In order to distinguish this line of cases from federal law forbidding the disfavoring of arbitration, the court explained that arbitration is at its core a waiver of the right to trial by jury, and under New Jersey law, the waiver of rights requires special notice.


There are, according to the court, no magic words that make an arbitration agreement valid or invalid, but the court does provide several examples of waivers that have been upheld on page 24 of the opinion.


Who Decides What Is To Be Arbitrated?

This opinion also touched on the concept of arbitrability. In short, which claims is the arbitrator in a particular case going to decide, and is it the arbitrator themselves or the court system that gets to make that determination?


The majority points out that there is a legal presumption that a court will be the one to determine what claims are to be arbitrated unless there is a provision in the arbitration contract, known as a delegation clause, directing that the arbitrator will determine the arbitrability of various claims. The majority found the delegation clause at issue in this case to be lacking since it was not clearly drafted, and as discussed above, there was no explanation that arbitration is a substitute for going to court.


Justice Patterson dissented from the majority’s opinion, arguing that that plaintiffs had waived their ability to challenge the delegation clause since they did not raise that issue at the trial court level. The majority dismissed Patterson’s concerns by contending that a delegation clause simply doesn’t exist in this case, so the federal case law she is relying on does not apply.


What’s Next?

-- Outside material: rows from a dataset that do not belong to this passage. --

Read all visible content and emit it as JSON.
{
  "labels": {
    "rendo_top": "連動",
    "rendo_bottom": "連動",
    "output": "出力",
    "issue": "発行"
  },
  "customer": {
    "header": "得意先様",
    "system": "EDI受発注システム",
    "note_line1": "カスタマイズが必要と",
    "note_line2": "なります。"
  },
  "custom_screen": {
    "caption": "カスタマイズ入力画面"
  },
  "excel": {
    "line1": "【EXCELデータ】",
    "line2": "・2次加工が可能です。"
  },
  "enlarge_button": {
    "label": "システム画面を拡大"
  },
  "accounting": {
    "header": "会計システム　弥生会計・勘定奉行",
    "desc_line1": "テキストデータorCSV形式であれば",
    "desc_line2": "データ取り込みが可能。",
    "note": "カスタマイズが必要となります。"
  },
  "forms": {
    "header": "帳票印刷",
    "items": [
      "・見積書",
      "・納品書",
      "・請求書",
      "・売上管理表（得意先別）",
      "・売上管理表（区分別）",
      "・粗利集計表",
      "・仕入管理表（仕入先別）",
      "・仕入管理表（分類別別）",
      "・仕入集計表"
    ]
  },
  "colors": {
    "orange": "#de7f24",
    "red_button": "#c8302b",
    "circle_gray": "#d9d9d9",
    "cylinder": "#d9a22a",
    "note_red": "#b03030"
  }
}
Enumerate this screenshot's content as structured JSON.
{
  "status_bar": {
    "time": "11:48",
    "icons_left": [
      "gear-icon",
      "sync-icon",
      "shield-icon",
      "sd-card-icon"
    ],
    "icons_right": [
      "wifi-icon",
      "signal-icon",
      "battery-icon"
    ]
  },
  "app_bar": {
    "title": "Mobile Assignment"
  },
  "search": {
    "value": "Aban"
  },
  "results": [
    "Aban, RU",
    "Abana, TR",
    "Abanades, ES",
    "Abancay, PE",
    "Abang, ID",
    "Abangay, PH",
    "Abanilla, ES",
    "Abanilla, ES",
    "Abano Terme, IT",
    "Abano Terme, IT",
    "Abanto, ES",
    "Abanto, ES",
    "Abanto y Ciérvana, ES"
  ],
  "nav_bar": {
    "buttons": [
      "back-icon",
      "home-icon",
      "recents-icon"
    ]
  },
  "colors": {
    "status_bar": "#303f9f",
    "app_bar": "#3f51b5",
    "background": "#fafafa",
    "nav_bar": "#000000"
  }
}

This case has been remanded back to the trial court for further proceedings. NJCJI will continue to follow this case, and other cases fleshing out our state’s unique law regulating the availability of arbitration, looking for further opportunities to challenge what we believe is bad law.


The United States Supreme Court has repeatedly made clear that states must conform their law to the federal law in this area. There is no room for New Jersey to create its own law, particularly if it works in a manner that ends up disfavoring arbitration relative to other means of dispute resolution.


If you have questions about this case, or have an arbitration case you would like us to take a closer look at, please contact Alida Kass, NJCJI’s chief counsel.


NJCJI and the Chamber would like to thank Gavin J. Rooney, Joseph A. Fischetti, and Amy C. Gromek of Lowenstein Sandler LLP for their work on our amicus brief in this case.